* REQUIRED WORK *
Each entry has to be reproduced in full, exactly as given.

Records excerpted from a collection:

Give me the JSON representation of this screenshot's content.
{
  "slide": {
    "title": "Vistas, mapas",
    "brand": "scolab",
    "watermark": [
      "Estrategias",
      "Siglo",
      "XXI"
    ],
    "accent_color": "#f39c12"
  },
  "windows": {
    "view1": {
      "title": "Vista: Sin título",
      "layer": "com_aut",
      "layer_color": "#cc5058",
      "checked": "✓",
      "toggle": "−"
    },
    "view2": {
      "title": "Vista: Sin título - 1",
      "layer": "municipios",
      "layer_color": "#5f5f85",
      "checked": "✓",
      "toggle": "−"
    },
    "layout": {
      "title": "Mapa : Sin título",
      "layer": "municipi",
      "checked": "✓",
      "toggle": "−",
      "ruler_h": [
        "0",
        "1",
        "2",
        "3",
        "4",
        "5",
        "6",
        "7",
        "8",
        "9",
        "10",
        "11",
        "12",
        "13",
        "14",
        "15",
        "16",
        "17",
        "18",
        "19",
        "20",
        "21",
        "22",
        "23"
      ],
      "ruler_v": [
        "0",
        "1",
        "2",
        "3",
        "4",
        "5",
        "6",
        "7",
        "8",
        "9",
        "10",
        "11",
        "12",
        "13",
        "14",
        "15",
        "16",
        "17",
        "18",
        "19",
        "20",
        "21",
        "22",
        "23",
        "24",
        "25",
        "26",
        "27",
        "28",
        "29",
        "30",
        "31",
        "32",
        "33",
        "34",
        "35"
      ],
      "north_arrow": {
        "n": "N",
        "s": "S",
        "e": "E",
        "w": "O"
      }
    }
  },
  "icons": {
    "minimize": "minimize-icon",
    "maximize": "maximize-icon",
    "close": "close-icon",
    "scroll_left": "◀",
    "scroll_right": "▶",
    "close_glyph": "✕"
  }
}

* FINISHED TASK *
Give me the JSON representation of this screenshot's content.
{
  "slide": {
    "title": "Vistas, mapas",
    "brand": "scolab",
    "watermark": [
      "Estrategias",
      "Siglo",
      "XXI"
    ],
    "accent_color": "#f39c12"
  },
  "windows": {
    "view1": {
      "title": "Vista: Sin título",
      "layer": "com_aut",
      "layer_color": "#cc5058",
      "checked": "✓",
      "toggle": "−"
    },
    "view2": {
      "title": "Vista: Sin título - 1",
      "layer": "municipios",
      "layer_color": "#5f5f85",
      "checked": "✓",
      "toggle": "−"
    },
    "layout": {
      "title": "Mapa : Sin título",
      "layer": "municipi",
      "checked": "✓",
      "toggle": "−",
      "ruler_h": [
        "0",
        "1",
        "2",
        "3",
        "4",
        "5",
        "6",
        "7",
        "8",
        "9",
        "10",
        "11",
        "12",
        "13",
        "14",
        "15",
        "16",
        "17",
        "18",
        "19",
        "20",
        "21",
        "22",
        "23"
      ],
      "ruler_v": [
        "0",
        "1",
        "2",
        "3",
        "4",
        "5",
        "6",
        "7",
        "8",
        "9",
        "10",
        "11",
        "12",
        "13",
        "14",
        "15",
        "16",
        "17",
        "18",
        "19",
        "20",
        "21",
        "22",
        "23",
        "24",
        "25",
        "26",
        "27",
        "28",
        "29",
        "30",
        "31",
        "32",
        "33",
        "34",
        "35"
      ],
      "north_arrow": {
        "n": "N",
        "s": "S",
        "e": "E",
        "w": "O"
      }
    }
  },
  "icons": {
    "minimize": "minimize-icon",
    "maximize": "maximize-icon",
    "close": "close-icon",
    "scroll_left": "◀",
    "scroll_right": "▶",
    "close_glyph": "✕"
  }
}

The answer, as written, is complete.